If you do give a timed exam, be overly generous with the time and think through what you will do as a student reports their internet access stopped working during the exam or who has a question. Will the clock start over? Will they lose their time? Will you be available to fix it immediately? Will you be available and how will you share corrections and clarifications with the class?

What will happen to the exam excuse option for students (3 in 24-hours or 2 at the same time)?

Students will be requesting excuses electronically (formerly “pink slips”). Students who have been approved for an exam excuse will be notified that it is still their responsibility to reach out to you to arrange alternative plans for their exam. (If you are opening a large window of time for your students to take the exam, they may not need an alternative exam. Please clarify this with each student.)

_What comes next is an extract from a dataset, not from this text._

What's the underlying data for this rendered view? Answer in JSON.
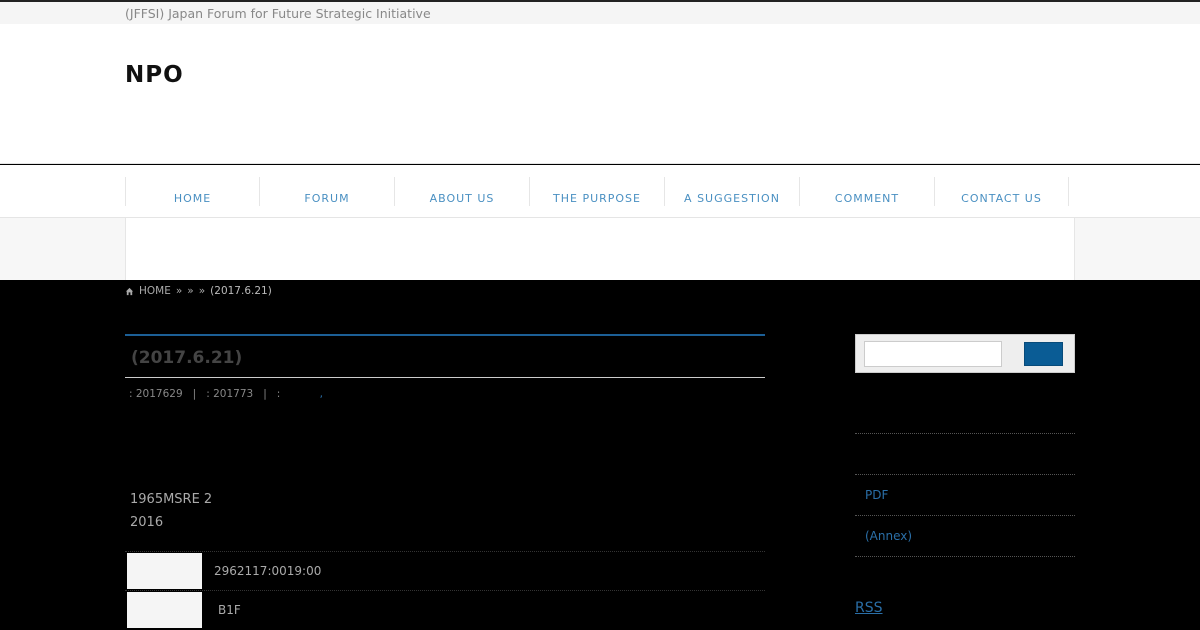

For students majoring in the College of Arts and Sciences, an email will be sent to primary instructors at 7 p.m. daily, summarizing all approved exam excuses across each of their sections in an easy-to-read table. (The email will be sent only if a new exam excuse has been approved that day or an exam excuse has been rescinded.) The table will include new requests in highlight with previously approved exam excuses below. Therefore, only the most recent email from the exam excuse system needs to be saved.

This process is only for students of the College; instructors will still receive emailed .pdf versions of the exam excuse directly from the deans (or their designees) of the professional schools for any student for which their primary major is in one of the schools.

Under regular situations, students receive an AB grade if they fail to take the final exam. Is that not the case this semester? Should it be a CV grade?

If a student misses just the final exam, this is an AB. The new CV grade is an alternative to an IN grade. Read more about the CV grade here.

Does every student have to take a final exam? (Some students might have a high enough grade to pass the class and may not be interested in taking the exam.)

Yes. The final assessment of the course is considered a valuable aspect of the course. If a student does not take it, they will receive an AB for the course.

Is it okay to give a non-traditional exam like a take-home exam that is open-book? Can it be collaborative?

Yes, this website has resources and ideas to help you create non-traditional final exams and reduce student anxiety about a new format.

Normally there are some exemptions from giving an exam, such as if I do a group project and presentation. Is this still allowed?

Yes, the chair of a unit usually provides permission. This is still the case.

Because my exam format needs to change, I expect that my grading for the course may take more time, especially in my very large class. Will I have more time than the usual 72 hours to grade final exams and get grades posted?

In general, we will ask that you try to meet the 72-hour deadline. Recognizing that this situation is out of the ordinary, there will be flexibility with this deadline. Currently, we are working towards an appropriate extension and a process of identifying those classes that may need longer to grade.

Can I give my course exam on a reading day?

Your exam cannot be due on a reading day, as these are days scheduled to give students time to study. (Your exam is due during your assigned exam time as seen on the registrar’s calendar). However, to give your students more flexibility to manage their own schedules you can have it available and open on a reading day.

If your question hasn’t been covered here, please post it to the forum.

External Resources

Alternatives to Traditional Exams and Papers, Indiana University Bloomington
Handling Exams When Your Course Moves Unexpectedly Online, Indiana University Bloomington
Transforming COVID into a Learning Opportunity for Your Students, Simon Fraser University